A former security guard convicted over a decade ago of multiple murders was found guilty by a jury Thursday of three additional slayings.
In 1998, Michael Hughes was convicted of killing four women, three of whom were choked to death and dumped in alleys in a commercial area of Culver City. He was sentenced to life in prison without the possibility of parole.
Los Angeles Police Department cold-case homicide detectives later linked Hughes to the strangulation slayings of four more victims, ages 15 to 36, through DNA evidence. He was convicted Thursday in three of those cases: the deaths of Yvonne Coleman, 15; Verna Patricia Williams, 36; and Deborah Jackson, 32.
The killings came in an era when authorities say that at least five serial killers, and possibly more, were active in the South Los Angeles area. During the 1980s and early 1990s, these killers targeted mostly young African American women, dumping their bodies in alleys, vacant buildings or parks.
At the time, the eight killings were footnotes in an era of unprecedented violence in Los Angeles that began in the 1980s. By the early 1990s, the number of homicides soared to more than 1,000 annually.
Authorities have long suspected that Hughes was linked to killings beyond Los Angeles because of his frequent movements. He lived in Long Beach, San Diego and Michigan.

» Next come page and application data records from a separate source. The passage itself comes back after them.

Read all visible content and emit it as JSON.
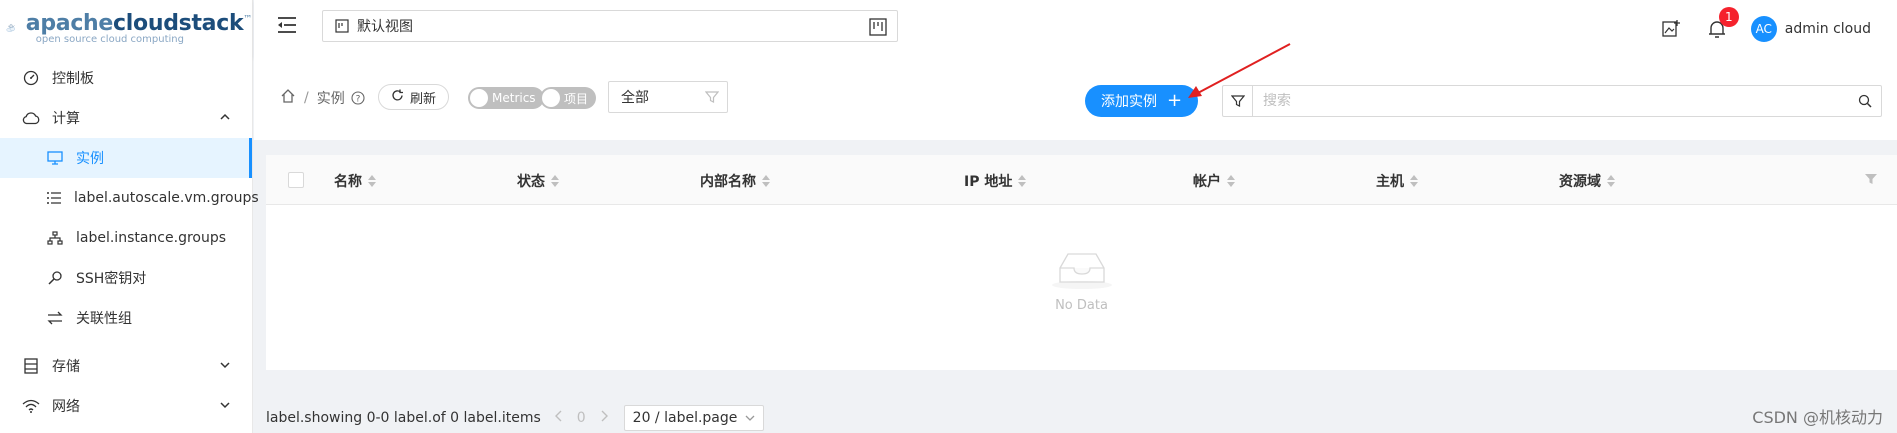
{
  "brand": {
    "name_light": "apache",
    "name_bold": "cloudstack",
    "tm": "™",
    "tagline": "open source cloud computing"
  },
  "sidebar": {
    "items": [
      {
        "label": "控制板",
        "icon": "dashboard-icon"
      },
      {
        "label": "计算",
        "icon": "cloud-icon",
        "expanded": true
      },
      {
        "label": "实例",
        "icon": "monitor-icon",
        "active": true
      },
      {
        "label": "label.autoscale.vm.groups",
        "icon": "list-icon"
      },
      {
        "label": "label.instance.groups",
        "icon": "sitemap-icon"
      },
      {
        "label": "SSH密钥对",
        "icon": "key-icon"
      },
      {
        "label": "关联性组",
        "icon": "swap-icon"
      },
      {
        "label": "存储",
        "icon": "database-icon"
      },
      {
        "label": "网络",
        "icon": "wifi-icon"
      }
    ]
  },
  "header": {
    "view_select": "默认视图",
    "notification_count": "1",
    "avatar_initials": "AC",
    "user_name": "admin cloud"
  },
  "toolbar": {
    "breadcrumb_current": "实例",
    "breadcrumb_sep": "/",
    "refresh_label": "刷新",
    "metrics_label": "Metrics",
    "project_label": "项目",
    "filter_value": "全部",
    "add_label": "添加实例",
    "add_plus": "+",
    "search_placeholder": "搜索"
  },
  "table": {
    "columns": [
      "名称",
      "状态",
      "内部名称",
      "IP 地址",
      "帐户",
      "主机",
      "资源域"
    ],
    "empty_text": "No Data"
  },
  "pagination": {
    "showing": "label.showing 0-0 label.of 0 label.items",
    "current_page": "0",
    "page_size": "20 / label.page"
  },
  "watermark": "CSDN @机核动力",
  "colors": {
    "primary": "#1890ff",
    "badge": "#f5222d",
    "annotation_arrow": "#e02020"
  }
}
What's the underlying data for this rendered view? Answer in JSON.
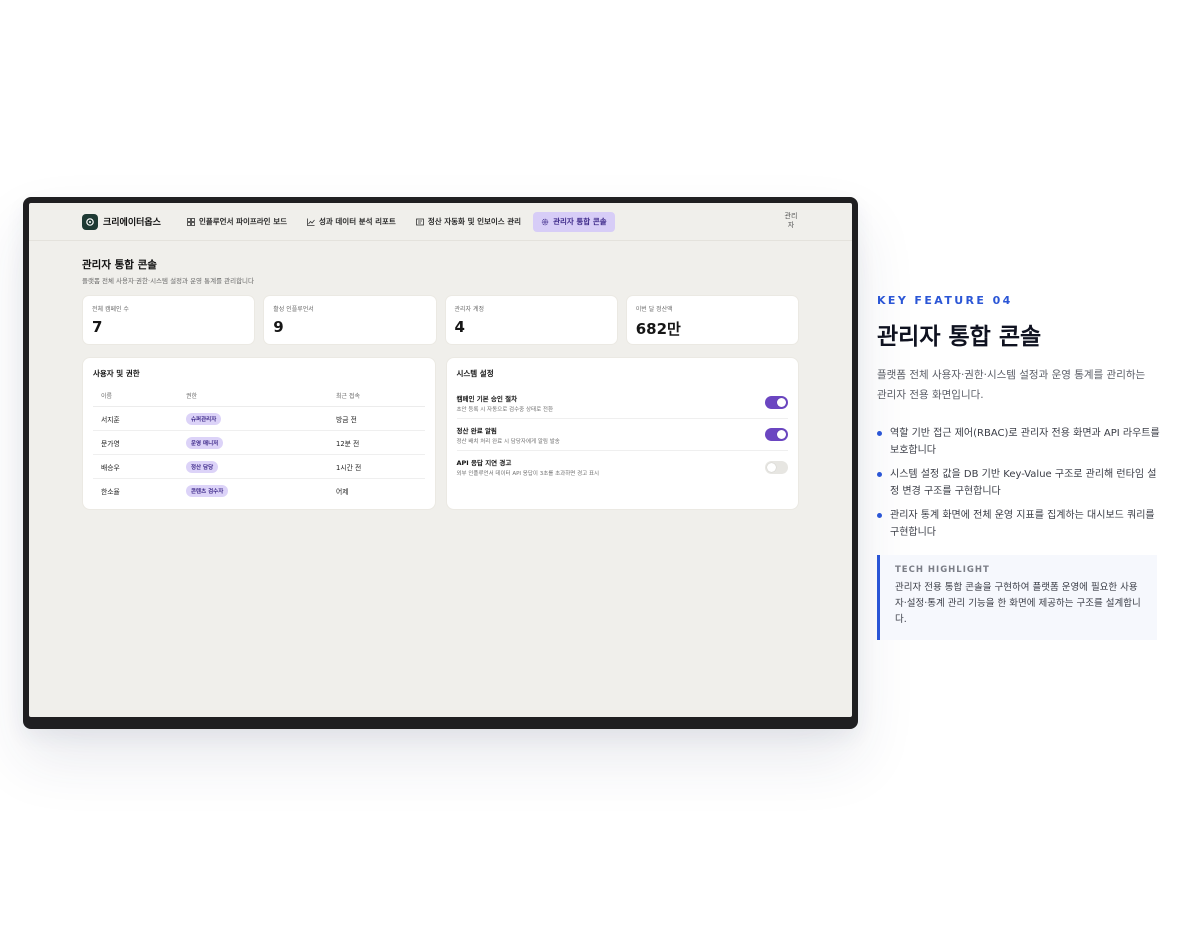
{
  "app": {
    "brand_name": "크리에이터옵스",
    "nav": [
      {
        "label": "인플루언서 파이프라인 보드",
        "icon": "board-icon"
      },
      {
        "label": "성과 데이터 분석 리포트",
        "icon": "chart-icon"
      },
      {
        "label": "정산 자동화 및 인보이스 관리",
        "icon": "invoice-icon"
      },
      {
        "label": "관리자 통합 콘솔",
        "icon": "gear-icon",
        "active": true
      }
    ],
    "avatar_alt": "관리자"
  },
  "page": {
    "title": "관리자 통합 콘솔",
    "subtitle": "플랫폼 전체 사용자·권한·시스템 설정과 운영 통계를 관리합니다"
  },
  "stats": [
    {
      "label": "전체 캠페인 수",
      "value": "7"
    },
    {
      "label": "활성 인플루언서",
      "value": "9"
    },
    {
      "label": "관리자 계정",
      "value": "4"
    },
    {
      "label": "이번 달 정산액",
      "value": "682만"
    }
  ],
  "users_panel": {
    "title": "사용자 및 권한",
    "columns": [
      "이름",
      "권한",
      "최근 접속"
    ],
    "rows": [
      {
        "name": "서지훈",
        "role": "슈퍼관리자",
        "last": "방금 전"
      },
      {
        "name": "문가영",
        "role": "운영 매니저",
        "last": "12분 전"
      },
      {
        "name": "배승우",
        "role": "정산 담당",
        "last": "1시간 전"
      },
      {
        "name": "한소율",
        "role": "콘텐츠 검수자",
        "last": "어제"
      }
    ]
  },
  "settings_panel": {
    "title": "시스템 설정",
    "items": [
      {
        "name": "캠페인 기본 승인 절차",
        "desc": "초안 등록 시 자동으로 검수중 상태로 전환",
        "on": true
      },
      {
        "name": "정산 완료 알림",
        "desc": "정산 배치 처리 완료 시 담당자에게 알림 발송",
        "on": true
      },
      {
        "name": "API 응답 지연 경고",
        "desc": "외부 인플루언서 데이터 API 응답이 3초를 초과하면 경고 표시",
        "on": false
      }
    ]
  },
  "feature": {
    "kicker": "KEY FEATURE 04",
    "title": "관리자 통합 콘솔",
    "description": "플랫폼 전체 사용자·권한·시스템 설정과 운영 통계를 관리하는 관리자 전용 화면입니다.",
    "bullets": [
      "역할 기반 접근 제어(RBAC)로 관리자 전용 화면과 API 라우트를 보호합니다",
      "시스템 설정 값을 DB 기반 Key-Value 구조로 관리해 런타임 설정 변경 구조를 구현합니다",
      "관리자 통계 화면에 전체 운영 지표를 집계하는 대시보드 쿼리를 구현합니다"
    ],
    "highlight_label": "TECH HIGHLIGHT",
    "highlight_text": "관리자 전용 통합 콘솔을 구현하여 플랫폼 운영에 필요한 사용자·설정·통계 관리 기능을 한 화면에 제공하는 구조를 설계합니다."
  },
  "colors": {
    "accent": "#2b56d6",
    "toggle_on": "#6b46c1",
    "nav_active_bg": "#d7cdf7",
    "brand_logo": "#1e3a34"
  }
}
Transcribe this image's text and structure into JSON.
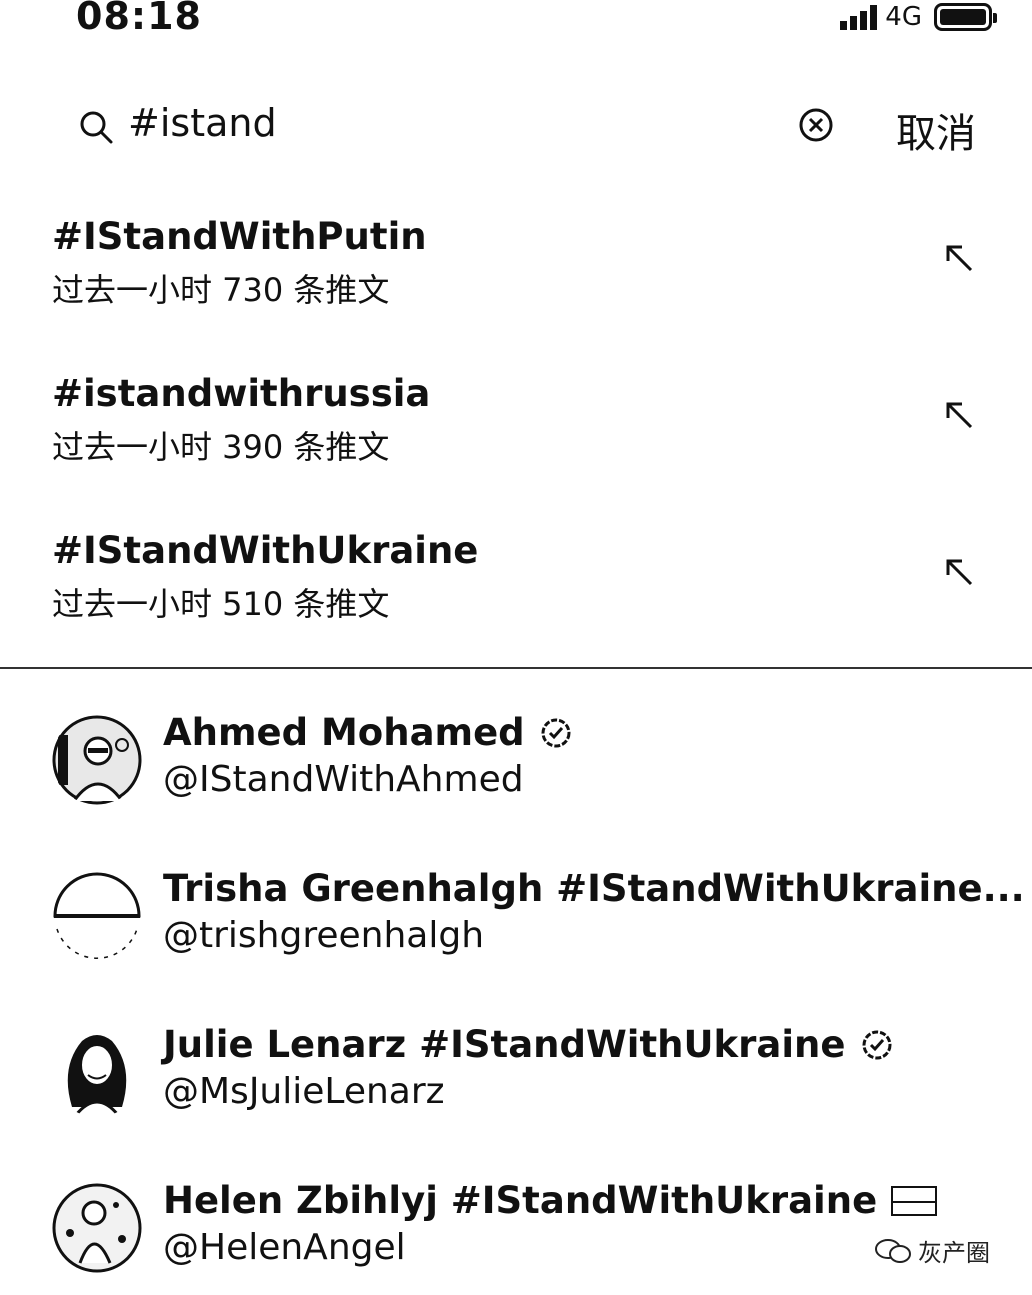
{
  "status_bar": {
    "time": "08:18",
    "network": "4G",
    "signal_icon": "signal-bars-icon",
    "battery_icon": "battery-icon"
  },
  "search": {
    "query": "#istand",
    "cancel_label": "取消"
  },
  "suggestions": [
    {
      "tag": "#IStandWithPutin",
      "meta": "过去一小时 730 条推文"
    },
    {
      "tag": "#istandwithrussia",
      "meta": "过去一小时 390 条推文"
    },
    {
      "tag": "#IStandWithUkraine",
      "meta": "过去一小时 510 条推文"
    }
  ],
  "users": [
    {
      "name": "Ahmed Mohamed",
      "handle": "@IStandWithAhmed",
      "verified": true
    },
    {
      "name": "Trisha Greenhalgh #IStandWithUkraine...",
      "handle": "@trishgreenhalgh",
      "verified": true
    },
    {
      "name": "Julie Lenarz #IStandWithUkraine",
      "handle": "@MsJulieLenarz",
      "verified": true
    },
    {
      "name": "Helen Zbihlyj #IStandWithUkraine",
      "handle": "@HelenAngel",
      "verified": false,
      "flag_icon": "flag-icon"
    }
  ],
  "watermark": "灰产圈"
}
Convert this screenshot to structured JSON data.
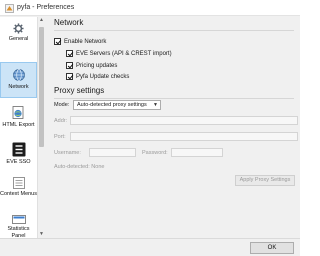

The body of Coleman, a student at Morningside High School in Inglewood, was found in one of the city's parks in January 1986. Four months later, the body of Williams was discovered at 68th Street School in South L.A. by students. Jackson, who was found near a trash container outside a paint store in the Mid-City area of Los Angeles, died in 1992.
The penalty phase of the capital murder trial begins Monday.